◆ **EXERCISE REQUIREMENTS**:
Each of the records must appear again, exactly as it was written.

── PROVIDED ENTRIES ──

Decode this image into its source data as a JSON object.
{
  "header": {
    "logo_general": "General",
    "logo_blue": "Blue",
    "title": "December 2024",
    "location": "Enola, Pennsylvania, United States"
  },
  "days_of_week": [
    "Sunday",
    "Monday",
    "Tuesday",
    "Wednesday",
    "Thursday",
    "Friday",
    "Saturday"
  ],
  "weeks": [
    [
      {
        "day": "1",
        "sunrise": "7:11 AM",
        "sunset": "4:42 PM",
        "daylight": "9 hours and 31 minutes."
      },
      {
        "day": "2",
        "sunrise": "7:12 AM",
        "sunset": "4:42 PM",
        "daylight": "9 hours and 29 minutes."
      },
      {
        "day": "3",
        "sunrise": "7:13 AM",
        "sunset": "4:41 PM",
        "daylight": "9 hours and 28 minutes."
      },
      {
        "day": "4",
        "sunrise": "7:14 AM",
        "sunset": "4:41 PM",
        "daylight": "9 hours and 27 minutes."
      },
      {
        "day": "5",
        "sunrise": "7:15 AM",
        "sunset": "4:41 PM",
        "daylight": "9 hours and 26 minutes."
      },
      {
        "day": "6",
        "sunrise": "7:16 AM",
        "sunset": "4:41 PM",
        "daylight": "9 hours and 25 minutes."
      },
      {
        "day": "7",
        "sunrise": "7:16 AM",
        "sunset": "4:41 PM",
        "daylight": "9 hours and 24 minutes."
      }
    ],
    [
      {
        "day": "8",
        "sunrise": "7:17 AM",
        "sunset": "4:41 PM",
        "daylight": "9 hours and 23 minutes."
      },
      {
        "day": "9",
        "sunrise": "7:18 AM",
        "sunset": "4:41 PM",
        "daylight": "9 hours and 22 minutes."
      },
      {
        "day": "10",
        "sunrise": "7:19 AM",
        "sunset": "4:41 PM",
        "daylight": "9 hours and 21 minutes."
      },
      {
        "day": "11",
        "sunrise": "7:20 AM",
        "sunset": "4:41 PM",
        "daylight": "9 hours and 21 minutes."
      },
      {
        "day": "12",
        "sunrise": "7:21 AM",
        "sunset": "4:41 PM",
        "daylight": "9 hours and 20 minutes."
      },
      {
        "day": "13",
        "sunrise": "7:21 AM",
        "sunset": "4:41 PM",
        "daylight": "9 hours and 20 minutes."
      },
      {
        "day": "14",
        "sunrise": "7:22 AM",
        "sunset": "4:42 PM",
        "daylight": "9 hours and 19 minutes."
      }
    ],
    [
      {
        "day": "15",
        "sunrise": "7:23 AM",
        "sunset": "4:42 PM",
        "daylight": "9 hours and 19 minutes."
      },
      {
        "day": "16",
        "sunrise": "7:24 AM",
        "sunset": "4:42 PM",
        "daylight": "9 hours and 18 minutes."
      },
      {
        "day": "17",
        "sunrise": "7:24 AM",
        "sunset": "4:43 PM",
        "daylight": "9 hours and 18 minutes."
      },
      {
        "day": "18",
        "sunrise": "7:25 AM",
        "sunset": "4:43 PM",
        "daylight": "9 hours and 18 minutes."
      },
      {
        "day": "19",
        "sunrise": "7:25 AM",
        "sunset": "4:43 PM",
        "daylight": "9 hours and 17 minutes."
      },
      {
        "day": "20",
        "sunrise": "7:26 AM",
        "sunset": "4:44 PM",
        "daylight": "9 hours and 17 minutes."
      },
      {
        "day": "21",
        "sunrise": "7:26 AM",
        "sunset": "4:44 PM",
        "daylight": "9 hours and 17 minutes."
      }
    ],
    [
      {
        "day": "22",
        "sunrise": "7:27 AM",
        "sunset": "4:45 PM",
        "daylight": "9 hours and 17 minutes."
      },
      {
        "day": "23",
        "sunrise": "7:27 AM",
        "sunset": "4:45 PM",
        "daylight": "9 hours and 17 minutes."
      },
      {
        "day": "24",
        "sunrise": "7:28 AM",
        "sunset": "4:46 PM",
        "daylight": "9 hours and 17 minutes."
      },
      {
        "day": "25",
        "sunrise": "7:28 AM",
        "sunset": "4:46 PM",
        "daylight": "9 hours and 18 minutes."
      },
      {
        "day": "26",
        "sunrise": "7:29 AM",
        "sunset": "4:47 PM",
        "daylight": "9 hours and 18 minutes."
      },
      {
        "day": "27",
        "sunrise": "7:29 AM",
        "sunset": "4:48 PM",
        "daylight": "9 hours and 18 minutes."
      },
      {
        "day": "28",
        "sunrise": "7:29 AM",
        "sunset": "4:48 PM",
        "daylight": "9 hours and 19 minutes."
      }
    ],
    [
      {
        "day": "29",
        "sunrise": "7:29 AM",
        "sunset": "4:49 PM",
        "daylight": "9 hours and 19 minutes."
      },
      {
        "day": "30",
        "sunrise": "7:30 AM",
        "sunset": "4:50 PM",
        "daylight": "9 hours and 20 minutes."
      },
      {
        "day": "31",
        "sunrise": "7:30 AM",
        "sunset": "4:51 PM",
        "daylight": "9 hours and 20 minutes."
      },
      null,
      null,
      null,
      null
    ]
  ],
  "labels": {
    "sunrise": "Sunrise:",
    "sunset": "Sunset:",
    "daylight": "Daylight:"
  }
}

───

◆ **SOLUTION TO THIS PROBLEM**:
Decode this image into its source data as a JSON object.
{
  "header": {
    "logo_general": "General",
    "logo_blue": "Blue",
    "title": "December 2024",
    "location": "Enola, Pennsylvania, United States"
  },
  "days_of_week": [
    "Sunday",
    "Monday",
    "Tuesday",
    "Wednesday",
    "Thursday",
    "Friday",
    "Saturday"
  ],
  "weeks": [
    [
      {
        "day": "1",
        "sunrise": "7:11 AM",
        "sunset": "4:42 PM",
        "daylight": "9 hours and 31 minutes."
      },
      {
        "day": "2",
        "sunrise": "7:12 AM",
        "sunset": "4:42 PM",
        "daylight": "9 hours and 29 minutes."
      },
      {
        "day": "3",
        "sunrise": "7:13 AM",
        "sunset": "4:41 PM",
        "daylight": "9 hours and 28 minutes."
      },
      {
        "day": "4",
        "sunrise": "7:14 AM",
        "sunset": "4:41 PM",
        "daylight": "9 hours and 27 minutes."
      },
      {
        "day": "5",
        "sunrise": "7:15 AM",
        "sunset": "4:41 PM",
        "daylight": "9 hours and 26 minutes."
      },
      {
        "day": "6",
        "sunrise": "7:16 AM",
        "sunset": "4:41 PM",
        "daylight": "9 hours and 25 minutes."
      },
      {
        "day": "7",
        "sunrise": "7:16 AM",
        "sunset": "4:41 PM",
        "daylight": "9 hours and 24 minutes."
      }
    ],
    [
      {
        "day": "8",
        "sunrise": "7:17 AM",
        "sunset": "4:41 PM",
        "daylight": "9 hours and 23 minutes."
      },
      {
        "day": "9",
        "sunrise": "7:18 AM",
        "sunset": "4:41 PM",
        "daylight": "9 hours and 22 minutes."
      },
      {
        "day": "10",
        "sunrise": "7:19 AM",
        "sunset": "4:41 PM",
        "daylight": "9 hours and 21 minutes."
      },
      {
        "day": "11",
        "sunrise": "7:20 AM",
        "sunset": "4:41 PM",
        "daylight": "9 hours and 21 minutes."
      },
      {
        "day": "12",
        "sunrise": "7:21 AM",
        "sunset": "4:41 PM",
        "daylight": "9 hours and 20 minutes."
      },
      {
        "day": "13",
        "sunrise": "7:21 AM",
        "sunset": "4:41 PM",
        "daylight": "9 hours and 20 minutes."
      },
      {
        "day": "14",
        "sunrise": "7:22 AM",
        "sunset": "4:42 PM",
        "daylight": "9 hours and 19 minutes."
      }
    ],
    [
      {
        "day": "15",
        "sunrise": "7:23 AM",
        "sunset": "4:42 PM",
        "daylight": "9 hours and 19 minutes."
      },
      {
        "day": "16",
        "sunrise": "7:24 AM",
        "sunset": "4:42 PM",
        "daylight": "9 hours and 18 minutes."
      },
      {
        "day": "17",
        "sunrise": "7:24 AM",
        "sunset": "4:43 PM",
        "daylight": "9 hours and 18 minutes."
      },
      {
        "day": "18",
        "sunrise": "7:25 AM",
        "sunset": "4:43 PM",
        "daylight": "9 hours and 18 minutes."
      },
      {
        "day": "19",
        "sunrise": "7:25 AM",
        "sunset": "4:43 PM",
        "daylight": "9 hours and 17 minutes."
      },
      {
        "day": "20",
        "sunrise": "7:26 AM",
        "sunset": "4:44 PM",
        "daylight": "9 hours and 17 minutes."
      },
      {
        "day": "21",
        "sunrise": "7:26 AM",
        "sunset": "4:44 PM",
        "daylight": "9 hours and 17 minutes."
      }
    ],
    [
      {
        "day": "22",
        "sunrise": "7:27 AM",
        "sunset": "4:45 PM",
        "daylight": "9 hours and 17 minutes."
      },
      {
        "day": "23",
        "sunrise": "7:27 AM",
        "sunset": "4:45 PM",
        "daylight": "9 hours and 17 minutes."
      },
      {
        "day": "24",
        "sunrise": "7:28 AM",
        "sunset": "4:46 PM",
        "daylight": "9 hours and 17 minutes."
      },
      {
        "day": "25",
        "sunrise": "7:28 AM",
        "sunset": "4:46 PM",
        "daylight": "9 hours and 18 minutes."
      },
      {
        "day": "26",
        "sunrise": "7:29 AM",
        "sunset": "4:47 PM",
        "daylight": "9 hours and 18 minutes."
      },
      {
        "day": "27",
        "sunrise": "7:29 AM",
        "sunset": "4:48 PM",
        "daylight": "9 hours and 18 minutes."
      },
      {
        "day": "28",
        "sunrise": "7:29 AM",
        "sunset": "4:48 PM",
        "daylight": "9 hours and 19 minutes."
      }
    ],
    [
      {
        "day": "29",
        "sunrise": "7:29 AM",
        "sunset": "4:49 PM",
        "daylight": "9 hours and 19 minutes."
      },
      {
        "day": "30",
        "sunrise": "7:30 AM",
        "sunset": "4:50 PM",
        "daylight": "9 hours and 20 minutes."
      },
      {
        "day": "31",
        "sunrise": "7:30 AM",
        "sunset": "4:51 PM",
        "daylight": "9 hours and 20 minutes."
      },
      null,
      null,
      null,
      null
    ]
  ],
  "labels": {
    "sunrise": "Sunrise:",
    "sunset": "Sunset:",
    "daylight": "Daylight:"
  }
}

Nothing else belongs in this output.